(2) After taking a one-year hiatus to play last season’s contest in East Rutherford, N.J., this year the game returns to Philadelphia, home to 89 of the 122 previous Army-Navy contests, the most of any city. It won’t be back in the City of Brotherly Love until 2027. The four-year break marks the longest away from Philly since 1923-31 when the game was played in New York City (1923, 1925, and 1927), Baltimore (1924), Chicago (to dedicate Soldier Field in 1926), and the Bronx, N.Y. (1930-31).
(3) Next year, Massachusetts will play host for the first time in history when the game moves to Gillette Stadium in Foxborough. In 2024, it’s back to Landover, Md. for the first time since 2011 and in 2025 Baltimore, which last hosted in 2016, gets the nod. That leaves 2026 when East Rutherford, N.J. gets another turn before the game returns to Philadelphia.
(4) Both teams’ most lopsided win in series history came in Philadelphia: In 1973, three-win Navy blasted Army 51-0. Those Black Knights finished 0-10, one of only two winless campaigns in program history, the other coming in 2003, a 0-13 record in their second-to-last season in C-USA. Army’s biggest-ever win came in 1949, a 38-0 shutout victory over the Midshipmen that capped off a perfect 9-0 campaign and a No. 4 finish in the AP under coach Red Blaik.
(5) Philadelphia was also host to the 1939 contest when the captains of both teams hailed from the same high school. Harry Stella (Army) and Allen Bergner (Navy) both attended Kankakee High School in Kankakee, Illinois, located an hour south of Chicago. The Midshipmen won the ’39 contest 10-0. Stella – a tackle who was a first team selection to the 1939 All-American team – went on to serve in both World War II and the Korean War, receiving the Silver Star. Bergner – a four-sport athlete at the Naval Academy – survived the attack on Pearl Harbor and was a commander in both World War II and the Vietnam War.
(6) The 1963 game, a 21-15 win for Navy and another Philadelphia hosted affair, was the first-ever to use instant replay. According to USA Today:
Army quarterback Rollie Stichweh scored two touchdowns in a matter of a few seconds, at least that’s what many viewers of the 1963 Army-Navy game thought they saw during that December broadcast.
Calls flooded into CBS’ switchboard despite announcer Lindsey Nelson’s warning: “This is not live.
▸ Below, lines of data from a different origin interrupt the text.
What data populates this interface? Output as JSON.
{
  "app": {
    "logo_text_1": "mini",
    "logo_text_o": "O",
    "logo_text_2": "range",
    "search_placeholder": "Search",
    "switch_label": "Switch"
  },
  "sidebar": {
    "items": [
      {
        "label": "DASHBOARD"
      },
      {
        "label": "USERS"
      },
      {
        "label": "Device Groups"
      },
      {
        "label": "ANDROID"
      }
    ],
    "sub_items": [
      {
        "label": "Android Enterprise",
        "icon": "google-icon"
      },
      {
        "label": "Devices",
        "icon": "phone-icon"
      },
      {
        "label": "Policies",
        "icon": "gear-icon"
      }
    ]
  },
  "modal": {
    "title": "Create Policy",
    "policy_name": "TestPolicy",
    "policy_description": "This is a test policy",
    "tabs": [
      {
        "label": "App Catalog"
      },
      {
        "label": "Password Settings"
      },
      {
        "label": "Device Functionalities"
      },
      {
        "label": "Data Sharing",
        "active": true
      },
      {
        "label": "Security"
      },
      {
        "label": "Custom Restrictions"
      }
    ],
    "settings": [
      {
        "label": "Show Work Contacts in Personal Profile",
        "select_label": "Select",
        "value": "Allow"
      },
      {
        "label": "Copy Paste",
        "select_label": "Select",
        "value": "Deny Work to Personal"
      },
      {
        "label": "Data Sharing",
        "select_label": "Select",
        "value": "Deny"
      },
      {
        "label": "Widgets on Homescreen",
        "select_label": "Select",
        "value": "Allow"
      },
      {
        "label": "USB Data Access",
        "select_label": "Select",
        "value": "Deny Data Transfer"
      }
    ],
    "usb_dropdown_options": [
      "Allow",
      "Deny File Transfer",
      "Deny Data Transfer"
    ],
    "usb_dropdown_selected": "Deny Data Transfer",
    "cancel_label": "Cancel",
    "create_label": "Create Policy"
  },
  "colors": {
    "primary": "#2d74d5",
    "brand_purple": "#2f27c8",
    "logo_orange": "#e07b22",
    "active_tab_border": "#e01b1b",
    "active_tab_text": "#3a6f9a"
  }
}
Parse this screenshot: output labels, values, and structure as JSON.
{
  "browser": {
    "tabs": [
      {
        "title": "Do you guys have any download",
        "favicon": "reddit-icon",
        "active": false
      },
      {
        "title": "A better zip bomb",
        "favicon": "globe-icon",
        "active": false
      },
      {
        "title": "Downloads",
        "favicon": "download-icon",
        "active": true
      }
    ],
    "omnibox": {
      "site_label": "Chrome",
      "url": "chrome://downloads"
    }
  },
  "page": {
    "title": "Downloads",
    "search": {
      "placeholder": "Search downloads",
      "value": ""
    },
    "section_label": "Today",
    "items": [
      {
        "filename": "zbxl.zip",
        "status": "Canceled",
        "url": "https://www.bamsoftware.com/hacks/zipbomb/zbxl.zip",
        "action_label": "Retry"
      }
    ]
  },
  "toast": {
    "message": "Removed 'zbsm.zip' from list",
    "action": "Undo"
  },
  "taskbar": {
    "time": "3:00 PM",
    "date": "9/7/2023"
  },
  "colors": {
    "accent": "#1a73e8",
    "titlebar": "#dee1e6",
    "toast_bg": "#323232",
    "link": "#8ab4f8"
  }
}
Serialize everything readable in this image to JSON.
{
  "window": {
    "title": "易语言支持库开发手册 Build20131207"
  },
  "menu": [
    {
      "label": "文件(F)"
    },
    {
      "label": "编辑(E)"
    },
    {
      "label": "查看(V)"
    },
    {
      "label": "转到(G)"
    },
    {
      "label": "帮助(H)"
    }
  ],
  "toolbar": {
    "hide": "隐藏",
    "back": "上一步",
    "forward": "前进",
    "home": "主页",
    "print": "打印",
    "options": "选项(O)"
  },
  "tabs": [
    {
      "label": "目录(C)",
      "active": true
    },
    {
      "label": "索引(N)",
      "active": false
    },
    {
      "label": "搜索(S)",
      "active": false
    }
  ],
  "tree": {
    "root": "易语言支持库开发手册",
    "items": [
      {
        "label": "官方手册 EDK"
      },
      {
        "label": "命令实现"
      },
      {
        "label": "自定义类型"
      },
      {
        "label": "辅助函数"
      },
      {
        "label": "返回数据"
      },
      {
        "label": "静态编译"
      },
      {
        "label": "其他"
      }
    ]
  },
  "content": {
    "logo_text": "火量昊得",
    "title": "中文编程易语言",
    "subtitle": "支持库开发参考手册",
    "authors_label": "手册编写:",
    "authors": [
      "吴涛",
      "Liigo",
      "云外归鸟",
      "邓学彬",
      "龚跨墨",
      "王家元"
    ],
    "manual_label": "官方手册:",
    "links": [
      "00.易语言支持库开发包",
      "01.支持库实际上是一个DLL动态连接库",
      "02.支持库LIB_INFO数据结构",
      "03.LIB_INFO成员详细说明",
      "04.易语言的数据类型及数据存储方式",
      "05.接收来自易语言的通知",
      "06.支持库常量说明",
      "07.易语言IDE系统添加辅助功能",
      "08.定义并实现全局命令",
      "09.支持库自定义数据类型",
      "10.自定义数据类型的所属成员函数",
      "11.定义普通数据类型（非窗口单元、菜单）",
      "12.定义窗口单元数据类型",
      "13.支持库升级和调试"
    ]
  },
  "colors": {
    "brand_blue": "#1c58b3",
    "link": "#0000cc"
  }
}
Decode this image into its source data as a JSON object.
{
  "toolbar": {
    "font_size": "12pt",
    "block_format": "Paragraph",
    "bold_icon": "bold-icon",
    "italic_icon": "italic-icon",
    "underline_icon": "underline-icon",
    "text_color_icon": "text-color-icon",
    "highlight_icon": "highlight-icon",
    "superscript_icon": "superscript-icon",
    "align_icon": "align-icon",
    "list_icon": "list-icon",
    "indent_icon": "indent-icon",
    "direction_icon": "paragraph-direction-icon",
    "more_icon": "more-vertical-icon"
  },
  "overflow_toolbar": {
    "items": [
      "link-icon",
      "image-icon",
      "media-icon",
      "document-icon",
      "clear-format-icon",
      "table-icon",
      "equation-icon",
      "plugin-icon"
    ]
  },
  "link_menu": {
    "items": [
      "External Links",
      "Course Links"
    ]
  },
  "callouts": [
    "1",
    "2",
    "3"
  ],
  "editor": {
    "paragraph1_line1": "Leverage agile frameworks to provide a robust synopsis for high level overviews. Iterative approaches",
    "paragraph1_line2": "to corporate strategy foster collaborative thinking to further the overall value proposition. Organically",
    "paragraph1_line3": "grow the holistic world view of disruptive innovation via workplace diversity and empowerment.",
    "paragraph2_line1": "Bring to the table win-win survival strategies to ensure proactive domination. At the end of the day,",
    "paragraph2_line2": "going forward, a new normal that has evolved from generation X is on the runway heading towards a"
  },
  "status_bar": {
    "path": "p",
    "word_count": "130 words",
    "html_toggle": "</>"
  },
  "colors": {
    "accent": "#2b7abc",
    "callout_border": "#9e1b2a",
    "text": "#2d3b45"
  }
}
Ladies and gentleman, Army did not score again.”
The confusion from people at home was understandable. What viewers saw was the debut of instant replay, the invention of CBS Sports director Tony Verna.
There’s also an urban myth associated with the technical challenges CBS faced that day.
Since the initial replay needed some time to queue the tape up, there’s a story about CBS sending somebody on the field to act as a drunk fan to hold the game up some so Verna could queue up the replay.
(7) Though ten sitting U.S. Presidents have attended the Army-Navy game since Teddy Roosevelt first visited in 1901 (it’s still unclear whether Joe Biden will be at this year’s game) only one future commander-in-chief played for one of the two schools. That was Dwight Eisenhower, a highly-regarded running back – the New York Times called him “one of the most promising backs in Eastern Football” – who played for Army from 1911-12. Though a knee injury prevented him from ever participating in the Army-Navy game, he graduated from West Point in 1915. The only other two U.S. Presidents to graduate from either school were Ulysses S. Grant (Army, 1843) and Jimmy Carter (Navy, 1946).
(8) This year’s game is only the third time in history that Army-Navy is being played on Dec. 10, both other occurrences coming in this century – Army won the 2016 contest 21-17 in Baltimore and Navy won the day 27-21 in 2011 in Landover, Md.